Authors: Jessica Simpson*,
Topics: Qualitative Methods, Higher Education, Gender
Keywords: Students, Sex Work, Exiting
Session Type: Paper
Start / End Time: 5:00 PM / 6:40 PM
Room: Committee Room, Omni, West
Presentation File: No File Uploaded

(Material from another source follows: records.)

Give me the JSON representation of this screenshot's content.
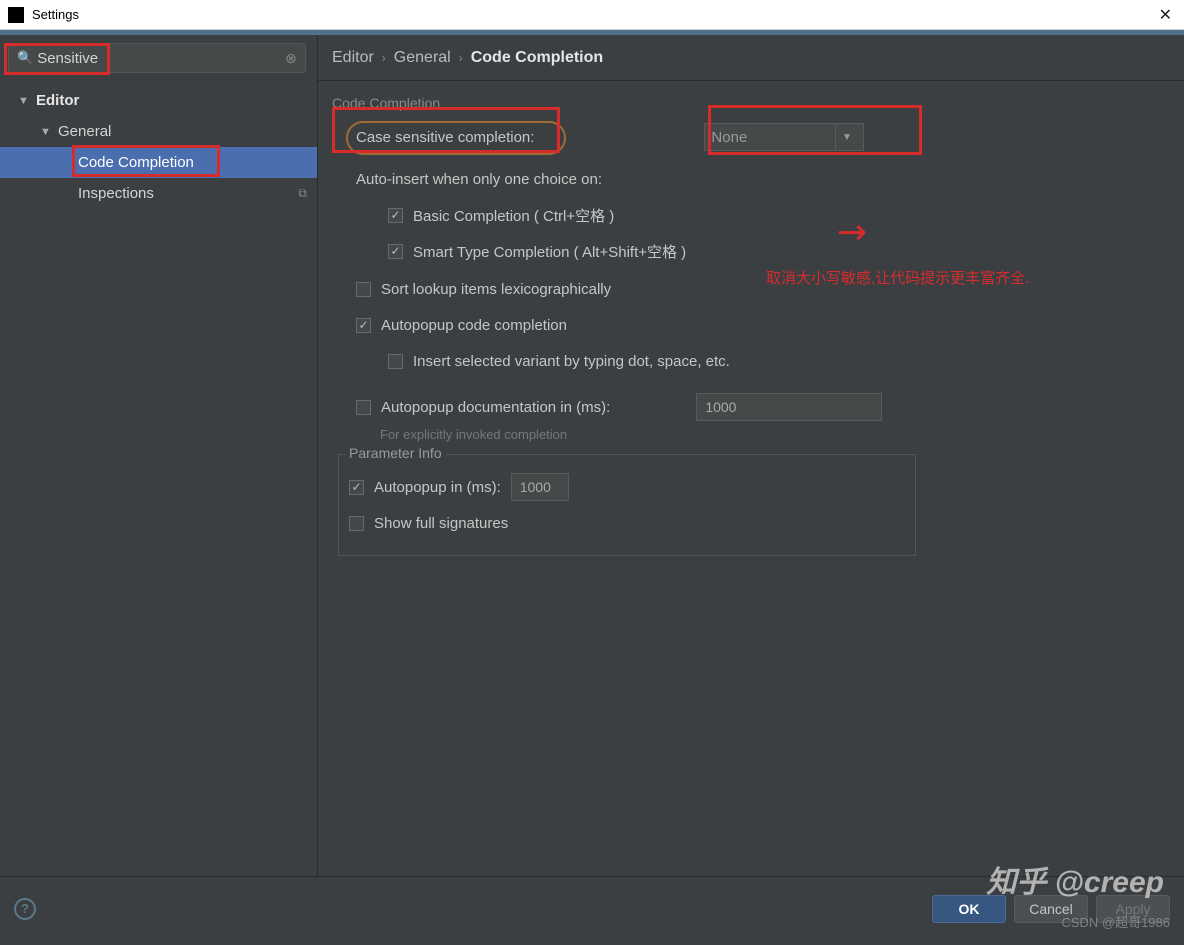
{
  "window": {
    "title": "Settings"
  },
  "search": {
    "value": "Sensitive"
  },
  "tree": {
    "editor": "Editor",
    "general": "General",
    "code_completion": "Code Completion",
    "inspections": "Inspections"
  },
  "breadcrumb": {
    "editor": "Editor",
    "general": "General",
    "cc": "Code Completion"
  },
  "section": {
    "title": "Code Completion",
    "case_label": "Case sensitive completion:",
    "case_value": "None",
    "auto_insert": "Auto-insert when only one choice on:",
    "basic": "Basic Completion ( Ctrl+空格 )",
    "smart": "Smart Type Completion ( Alt+Shift+空格 )",
    "sort": "Sort lookup items lexicographically",
    "autopopup_cc": "Autopopup code completion",
    "insert_variant": "Insert selected variant by typing dot, space, etc.",
    "autopopup_doc": "Autopopup documentation in (ms):",
    "autopopup_doc_val": "1000",
    "autopopup_doc_sub": "For explicitly invoked completion",
    "pi_title": "Parameter Info",
    "pi_autopopup": "Autopopup in (ms):",
    "pi_autopopup_val": "1000",
    "pi_full_sig": "Show full signatures"
  },
  "annotation": "取消大小写敏感,让代码提示更丰富齐全.",
  "buttons": {
    "ok": "OK",
    "cancel": "Cancel",
    "apply": "Apply"
  },
  "watermark1": "知乎 @creep",
  "watermark2": "CSDN @超哥1986"
}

Academic research on the topic of student sex work remains in its infancy. Primarily, scholarly focus has been limited to trajectories into the sex industry for students creating a gap in the literature in regards to how/if students are able to leave on completion of their degree. Existing research suggests that students often continue working in the sex industry even when they have found jobs aligning with their future career aspirations. It is argued this is to boost income which students increasingly find to be insufficient due to the growing mismatch between graduate status and employability (Sanders and Hardy, 2014:97). While there has been recent academic interest in both student sex work (see Sagar et al, 2015a; Sanders and Hardy, 2013; Roberts et al, 2010) and the issue of ‘exiting’ sex work (see Oselin, 2014, Matthews et al, 2014), the two research areas are yet to meet. Based on a longitudinal, comparative study, this paper will discuss the experiences of 20 female students sex workers based in the UK and how/if they were able to leave the industry on completion of their degree.